Data records for software interfaces:
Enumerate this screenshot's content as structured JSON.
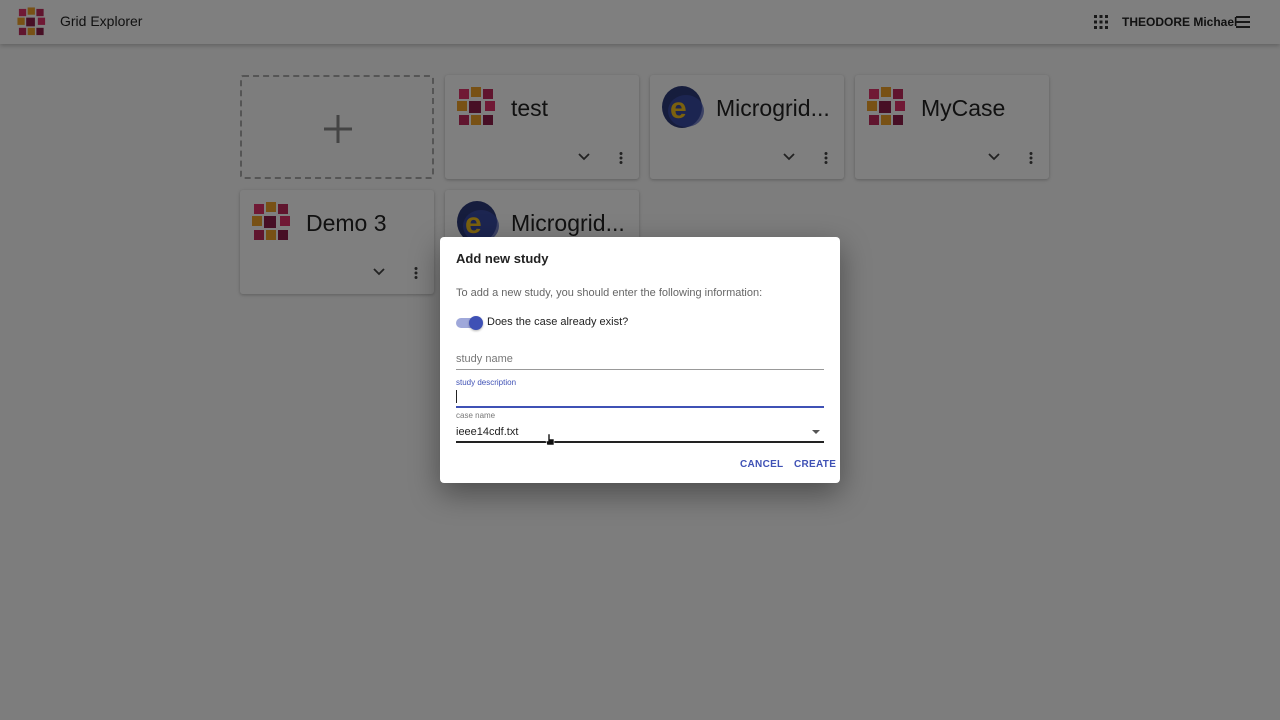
{
  "app": {
    "title": "Grid Explorer",
    "user": "THEODORE Michael",
    "icons": {
      "logo": "cube-grid-logo",
      "apps": "apps-grid-icon",
      "menu": "hamburger-menu-icon"
    }
  },
  "studies": [
    {
      "title": "test",
      "icon": "cube-grid-icon"
    },
    {
      "title": "Microgrid...",
      "icon": "e-logo-icon"
    },
    {
      "title": "MyCase",
      "icon": "cube-grid-icon"
    },
    {
      "title": "Demo 3",
      "icon": "cube-grid-icon"
    },
    {
      "title": "Microgrid...",
      "icon": "e-logo-icon"
    }
  ],
  "dialog": {
    "title": "Add new study",
    "intro": "To add a new study, you should enter the following information:",
    "toggle_label": "Does the case already exist?",
    "toggle_on": true,
    "study_name_placeholder": "study name",
    "study_description_label": "study description",
    "study_description_value": "",
    "case_name_label": "case name",
    "case_name_value": "ieee14cdf.txt",
    "cancel_label": "CANCEL",
    "create_label": "CREATE"
  },
  "colors": {
    "primary": "#3f51b5",
    "primary_light": "#9fa8da",
    "backdrop": "rgba(0,0,0,0.5)"
  }
}
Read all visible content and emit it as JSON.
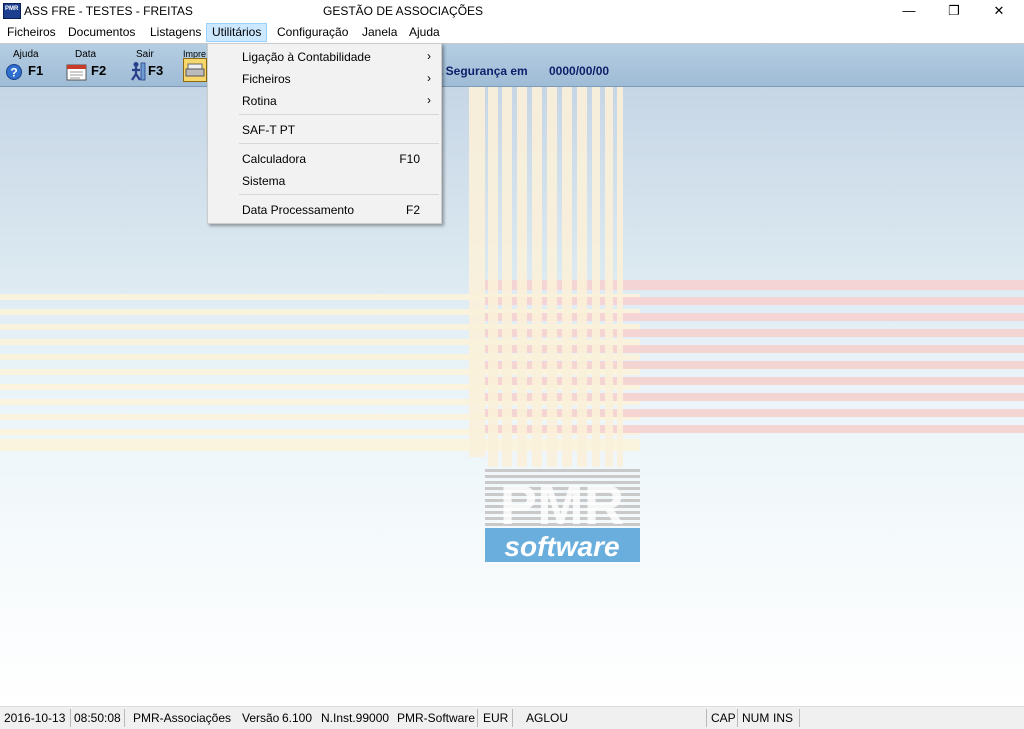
{
  "window": {
    "title": "ASS FRE - TESTES - FREITAS",
    "center_title": "GESTÃO DE ASSOCIAÇÕES",
    "app_icon_text": "PMR",
    "controls": {
      "minimize": "—",
      "restore": "❐",
      "close": "✕"
    }
  },
  "menubar": {
    "items": [
      {
        "label": "Ficheiros"
      },
      {
        "label": "Documentos"
      },
      {
        "label": "Listagens"
      },
      {
        "label": "Utilitários"
      },
      {
        "label": "Configuração"
      },
      {
        "label": "Janela"
      },
      {
        "label": "Ajuda"
      }
    ],
    "active": "Utilitários"
  },
  "toolbar": {
    "buttons": [
      {
        "label": "Ajuda",
        "key": "F1",
        "icon": "help-icon"
      },
      {
        "label": "Data",
        "key": "F2",
        "icon": "calendar-icon"
      },
      {
        "label": "Sair",
        "key": "F3",
        "icon": "exit-icon"
      },
      {
        "label": "Impre",
        "key": "",
        "icon": "printer-icon"
      }
    ],
    "info_text": "ma Segurança em",
    "info_date": "0000/00/00"
  },
  "dropdown": {
    "items": [
      {
        "label": "Ligação à Contabilidade",
        "shortcut": "",
        "submenu": true
      },
      {
        "label": "Ficheiros",
        "shortcut": "",
        "submenu": true
      },
      {
        "label": "Rotina",
        "shortcut": "",
        "submenu": true
      },
      {
        "label": "SAF-T PT",
        "shortcut": "",
        "submenu": false
      },
      {
        "label": "Calculadora",
        "shortcut": "F10",
        "submenu": false
      },
      {
        "label": "Sistema",
        "shortcut": "",
        "submenu": false
      },
      {
        "label": "Data Processamento",
        "shortcut": "F2",
        "submenu": false
      }
    ],
    "submenu_arrow": "›"
  },
  "logo": {
    "brand": "PMR",
    "tagline": "software"
  },
  "statusbar": {
    "date": "2016-10-13",
    "time": "08:50:08",
    "app": "PMR-Associações",
    "version_label": "Versão",
    "version": "6.100",
    "inst": "N.Inst.99000",
    "vendor": "PMR-Software",
    "currency": "EUR",
    "user": "AGLOU",
    "cap": "CAP",
    "num": "NUM",
    "ins": "INS"
  },
  "colors": {
    "menu_active_bg": "#cce8ff",
    "toolbar_bg": "#a9c4dc",
    "info_text": "#0f1f6a",
    "logo_blue": "#5aa5d8"
  }
}
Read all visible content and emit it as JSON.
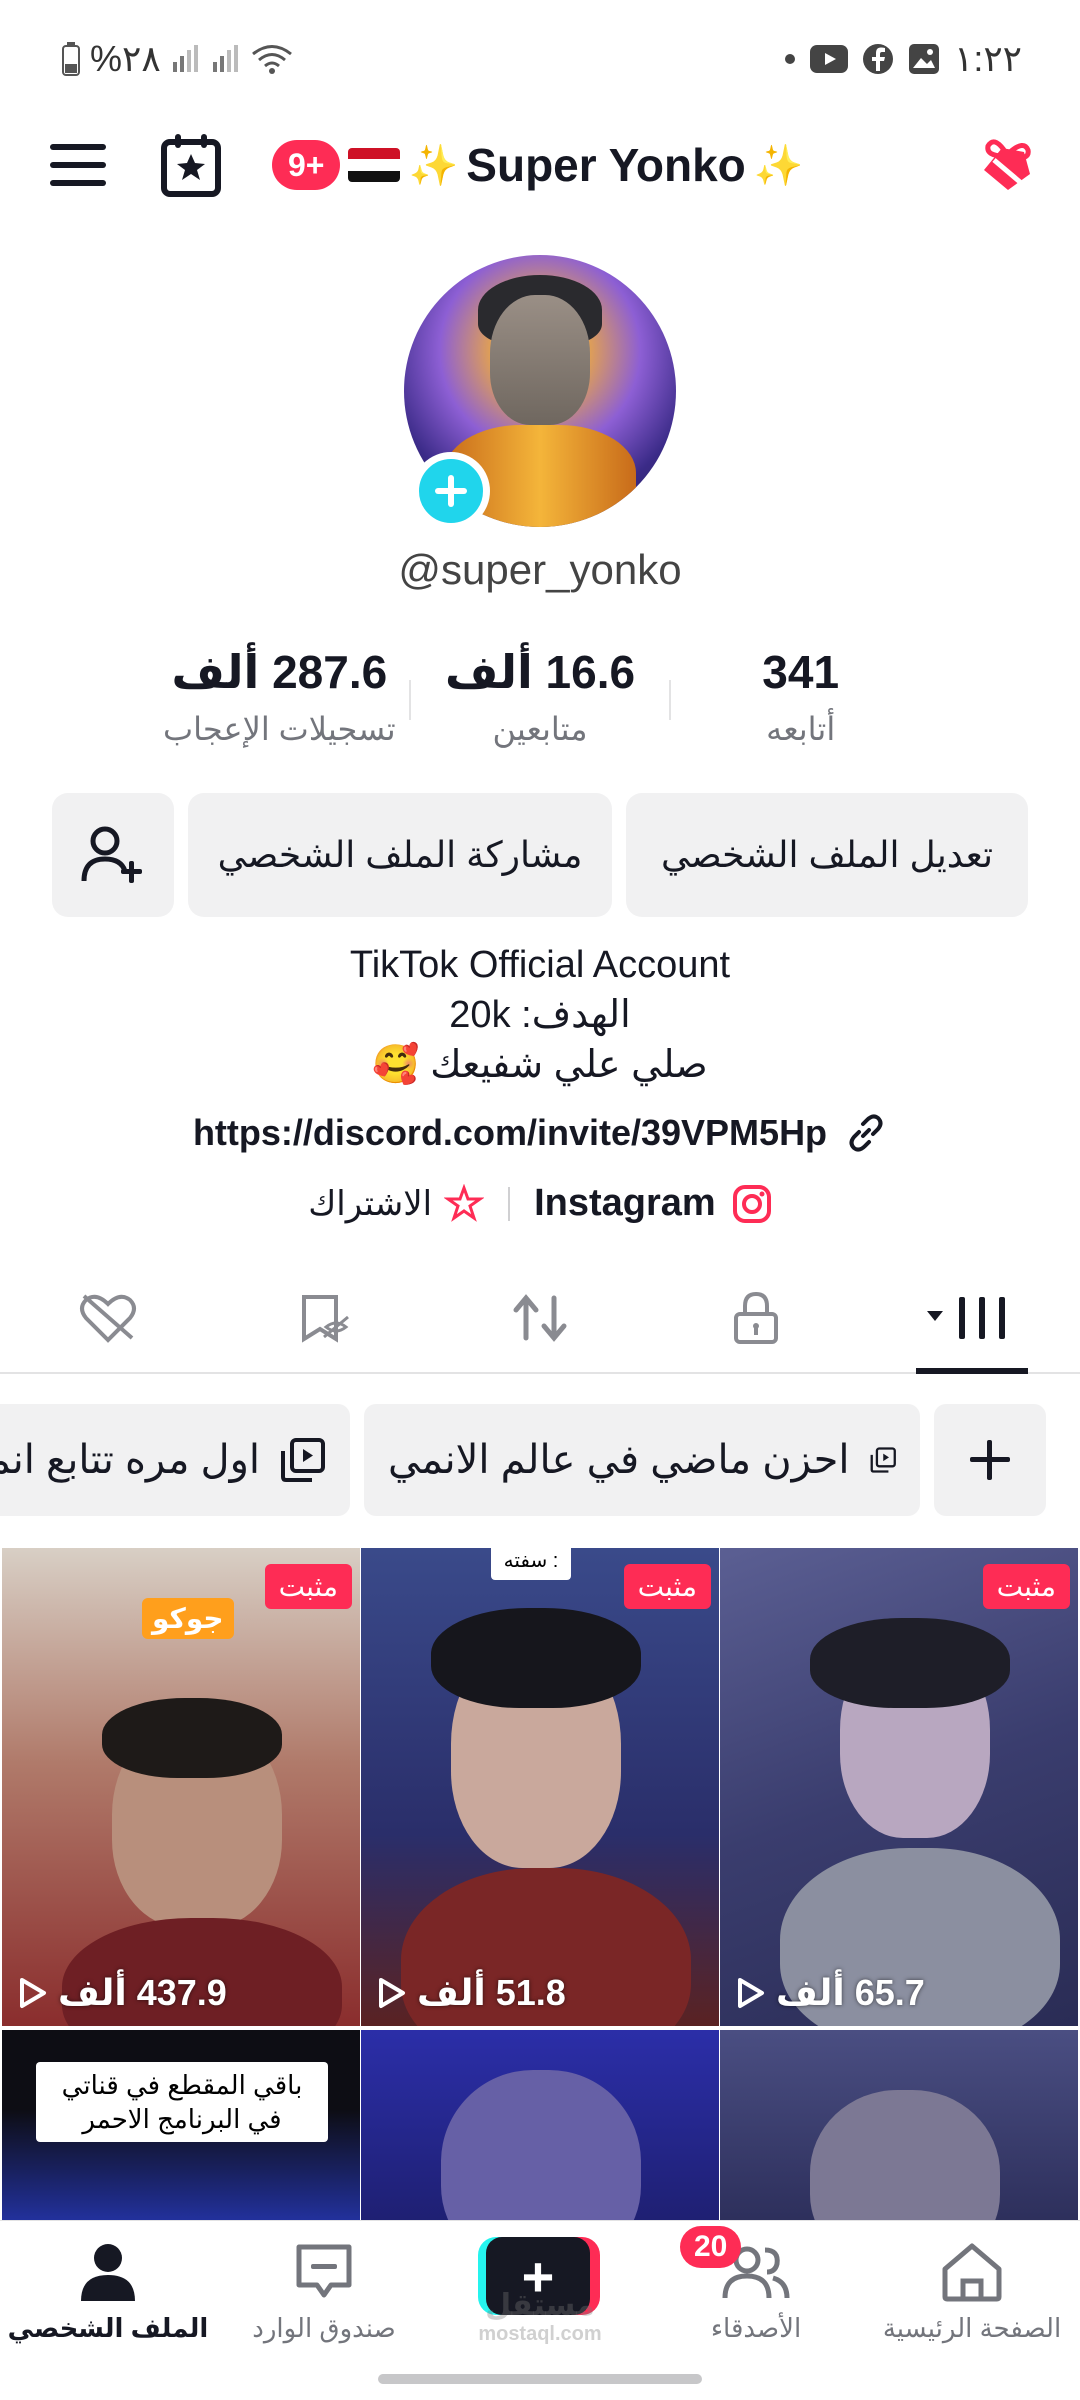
{
  "status_bar": {
    "time": "١:٢٢",
    "battery": "%٢٨"
  },
  "header": {
    "notification_badge": "9+",
    "title": "Super Yonko"
  },
  "profile": {
    "username": "@super_yonko",
    "stats": [
      {
        "value": "287.6 ألف",
        "label": "تسجيلات الإعجاب"
      },
      {
        "value": "16.6 ألف",
        "label": "متابعين"
      },
      {
        "value": "341",
        "label": "أتابعه"
      }
    ],
    "buttons": {
      "edit": "تعديل الملف الشخصي",
      "share": "مشاركة الملف الشخصي"
    },
    "bio": {
      "line1": "TikTok Official Account",
      "line2": "الهدف: 20k",
      "line3": "صلي علي شفيعك",
      "link": "https://discord.com/invite/39VPM5Hp"
    },
    "instagram": "Instagram",
    "subscription": "الاشتراك"
  },
  "playlists": [
    {
      "label": "احزن ماضي في عالم الانمي"
    },
    {
      "label": "اول مره تتابع انمي"
    }
  ],
  "videos": [
    {
      "views": "65.7 ألف",
      "pinned": "مثبت"
    },
    {
      "views": "51.8 ألف",
      "pinned": "مثبت",
      "top_text": "سفته :"
    },
    {
      "views": "437.9 ألف",
      "pinned": "مثبت",
      "sticker": "جوكو"
    },
    {
      "note": "باقي المقطع في قناتي في البرنامج الاحمر"
    }
  ],
  "bottom_nav": {
    "home": "الصفحة الرئيسية",
    "friends": "الأصدقاء",
    "friends_badge": "20",
    "inbox": "صندوق الوارد",
    "profile": "الملف الشخصي"
  },
  "watermark": {
    "main": "مستقل",
    "sub": "mostaql.com"
  },
  "colors": {
    "accent": "#fe2c55",
    "cyan": "#20d5ec",
    "text": "#161823",
    "secondary": "#73757c",
    "button_bg": "#f1f1f2"
  }
}
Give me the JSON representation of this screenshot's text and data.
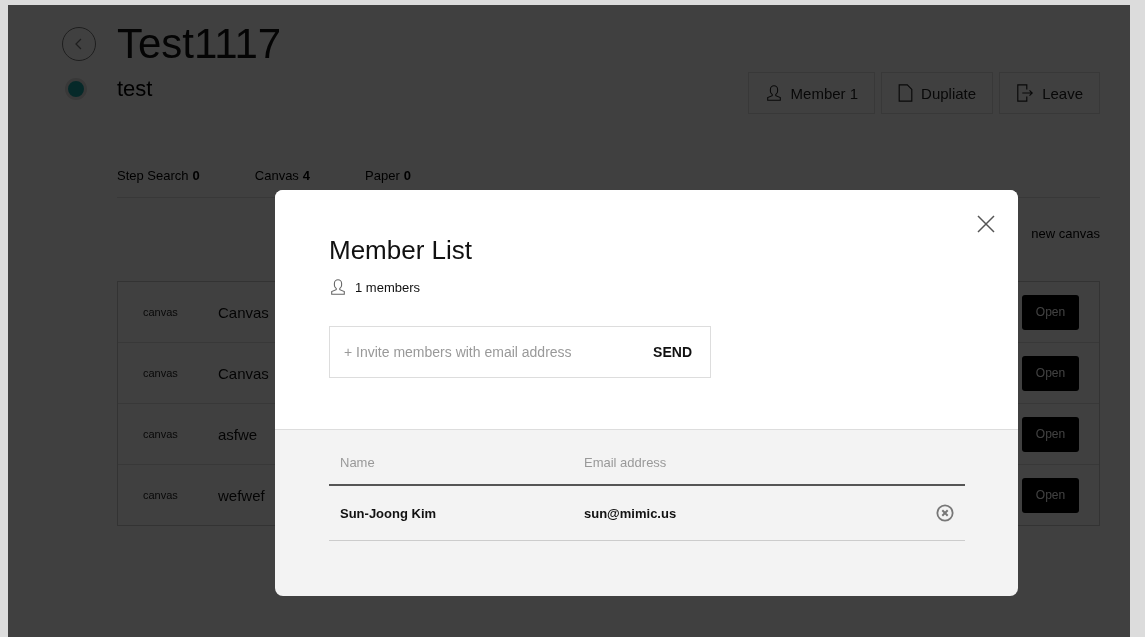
{
  "page": {
    "title": "Test1117",
    "subtitle": "test"
  },
  "header_buttons": [
    {
      "kind": "member",
      "label": "Member 1"
    },
    {
      "kind": "duplicate",
      "label": "Dupliate"
    },
    {
      "kind": "leave",
      "label": "Leave"
    }
  ],
  "stats": [
    {
      "label": "Step Search",
      "value": "0"
    },
    {
      "label": "Canvas",
      "value": "4"
    },
    {
      "label": "Paper",
      "value": "0"
    }
  ],
  "new_canvas_link": "new canvas",
  "canvases": [
    {
      "type": "canvas",
      "name": "Canvas",
      "action": "Open"
    },
    {
      "type": "canvas",
      "name": "Canvas",
      "action": "Open"
    },
    {
      "type": "canvas",
      "name": "asfwe",
      "action": "Open"
    },
    {
      "type": "canvas",
      "name": "wefwef",
      "action": "Open"
    }
  ],
  "modal": {
    "title": "Member List",
    "member_count": "1 members",
    "invite": {
      "placeholder": "+ Invite members with email address",
      "button": "SEND"
    },
    "table": {
      "columns": [
        "Name",
        "Email address"
      ],
      "rows": [
        {
          "name": "Sun-Joong Kim",
          "email": "sun@mimic.us"
        }
      ]
    }
  }
}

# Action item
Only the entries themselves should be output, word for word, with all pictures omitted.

# Task result
Enumerate this screenshot's content as structured JSON.
{
  "app": {
    "title": "Grid Explorer",
    "user": "THEODORE Michael",
    "icons": {
      "logo": "cube-grid-logo",
      "apps": "apps-grid-icon",
      "menu": "hamburger-menu-icon"
    }
  },
  "studies": [
    {
      "title": "test",
      "icon": "cube-grid-icon"
    },
    {
      "title": "Microgrid...",
      "icon": "e-logo-icon"
    },
    {
      "title": "MyCase",
      "icon": "cube-grid-icon"
    },
    {
      "title": "Demo 3",
      "icon": "cube-grid-icon"
    },
    {
      "title": "Microgrid...",
      "icon": "e-logo-icon"
    }
  ],
  "dialog": {
    "title": "Add new study",
    "intro": "To add a new study, you should enter the following information:",
    "toggle_label": "Does the case already exist?",
    "toggle_on": true,
    "study_name_placeholder": "study name",
    "study_description_label": "study description",
    "study_description_value": "",
    "case_name_label": "case name",
    "case_name_value": "ieee14cdf.txt",
    "cancel_label": "CANCEL",
    "create_label": "CREATE"
  },
  "colors": {
    "primary": "#3f51b5",
    "primary_light": "#9fa8da",
    "backdrop": "rgba(0,0,0,0.5)"
  }
}
Read all visible content and emit it as JSON.
{
  "window": {
    "title": "ASS FRE - TESTES - FREITAS",
    "center_title": "GESTÃO DE ASSOCIAÇÕES",
    "app_icon_text": "PMR",
    "controls": {
      "minimize": "—",
      "restore": "❐",
      "close": "✕"
    }
  },
  "menubar": {
    "items": [
      {
        "label": "Ficheiros"
      },
      {
        "label": "Documentos"
      },
      {
        "label": "Listagens"
      },
      {
        "label": "Utilitários"
      },
      {
        "label": "Configuração"
      },
      {
        "label": "Janela"
      },
      {
        "label": "Ajuda"
      }
    ],
    "active": "Utilitários"
  },
  "toolbar": {
    "buttons": [
      {
        "label": "Ajuda",
        "key": "F1",
        "icon": "help-icon"
      },
      {
        "label": "Data",
        "key": "F2",
        "icon": "calendar-icon"
      },
      {
        "label": "Sair",
        "key": "F3",
        "icon": "exit-icon"
      },
      {
        "label": "Impre",
        "key": "",
        "icon": "printer-icon"
      }
    ],
    "info_text": "ma Segurança em",
    "info_date": "0000/00/00"
  },
  "dropdown": {
    "items": [
      {
        "label": "Ligação à Contabilidade",
        "shortcut": "",
        "submenu": true
      },
      {
        "label": "Ficheiros",
        "shortcut": "",
        "submenu": true
      },
      {
        "label": "Rotina",
        "shortcut": "",
        "submenu": true
      },
      {
        "label": "SAF-T PT",
        "shortcut": "",
        "submenu": false
      },
      {
        "label": "Calculadora",
        "shortcut": "F10",
        "submenu": false
      },
      {
        "label": "Sistema",
        "shortcut": "",
        "submenu": false
      },
      {
        "label": "Data Processamento",
        "shortcut": "F2",
        "submenu": false
      }
    ],
    "submenu_arrow": "›"
  },
  "logo": {
    "brand": "PMR",
    "tagline": "software"
  },
  "statusbar": {
    "date": "2016-10-13",
    "time": "08:50:08",
    "app": "PMR-Associações",
    "version_label": "Versão",
    "version": "6.100",
    "inst": "N.Inst.99000",
    "vendor": "PMR-Software",
    "currency": "EUR",
    "user": "AGLOU",
    "cap": "CAP",
    "num": "NUM",
    "ins": "INS"
  },
  "colors": {
    "menu_active_bg": "#cce8ff",
    "toolbar_bg": "#a9c4dc",
    "info_text": "#0f1f6a",
    "logo_blue": "#5aa5d8"
  }
}
Read all visible content and emit it as JSON.
{
  "status_bar": {
    "time": "١:٢٢",
    "battery": "%٢٨"
  },
  "header": {
    "notification_badge": "9+",
    "title": "Super Yonko"
  },
  "profile": {
    "username": "@super_yonko",
    "stats": [
      {
        "value": "287.6 ألف",
        "label": "تسجيلات الإعجاب"
      },
      {
        "value": "16.6 ألف",
        "label": "متابعين"
      },
      {
        "value": "341",
        "label": "أتابعه"
      }
    ],
    "buttons": {
      "edit": "تعديل الملف الشخصي",
      "share": "مشاركة الملف الشخصي"
    },
    "bio": {
      "line1": "TikTok Official Account",
      "line2": "الهدف: 20k",
      "line3": "صلي علي شفيعك",
      "link": "https://discord.com/invite/39VPM5Hp"
    },
    "instagram": "Instagram",
    "subscription": "الاشتراك"
  },
  "playlists": [
    {
      "label": "احزن ماضي في عالم الانمي"
    },
    {
      "label": "اول مره تتابع انمي"
    }
  ],
  "videos": [
    {
      "views": "65.7 ألف",
      "pinned": "مثبت"
    },
    {
      "views": "51.8 ألف",
      "pinned": "مثبت",
      "top_text": "سفته :"
    },
    {
      "views": "437.9 ألف",
      "pinned": "مثبت",
      "sticker": "جوكو"
    },
    {
      "note": "باقي المقطع في قناتي في البرنامج الاحمر"
    }
  ],
  "bottom_nav": {
    "home": "الصفحة الرئيسية",
    "friends": "الأصدقاء",
    "friends_badge": "20",
    "inbox": "صندوق الوارد",
    "profile": "الملف الشخصي"
  },
  "watermark": {
    "main": "مستقل",
    "sub": "mostaql.com"
  },
  "colors": {
    "accent": "#fe2c55",
    "cyan": "#20d5ec",
    "text": "#161823",
    "secondary": "#73757c",
    "button_bg": "#f1f1f2"
  }
}
Give me the JSON representation of this screenshot's text and data.
{
  "page": {
    "title": "Test1117",
    "subtitle": "test"
  },
  "header_buttons": [
    {
      "kind": "member",
      "label": "Member 1"
    },
    {
      "kind": "duplicate",
      "label": "Dupliate"
    },
    {
      "kind": "leave",
      "label": "Leave"
    }
  ],
  "stats": [
    {
      "label": "Step Search",
      "value": "0"
    },
    {
      "label": "Canvas",
      "value": "4"
    },
    {
      "label": "Paper",
      "value": "0"
    }
  ],
  "new_canvas_link": "new canvas",
  "canvases": [
    {
      "type": "canvas",
      "name": "Canvas",
      "action": "Open"
    },
    {
      "type": "canvas",
      "name": "Canvas",
      "action": "Open"
    },
    {
      "type": "canvas",
      "name": "asfwe",
      "action": "Open"
    },
    {
      "type": "canvas",
      "name": "wefwef",
      "action": "Open"
    }
  ],
  "modal": {
    "title": "Member List",
    "member_count": "1 members",
    "invite": {
      "placeholder": "+ Invite members with email address",
      "button": "SEND"
    },
    "table": {
      "columns": [
        "Name",
        "Email address"
      ],
      "rows": [
        {
          "name": "Sun-Joong Kim",
          "email": "sun@mimic.us"
        }
      ]
    }
  }
}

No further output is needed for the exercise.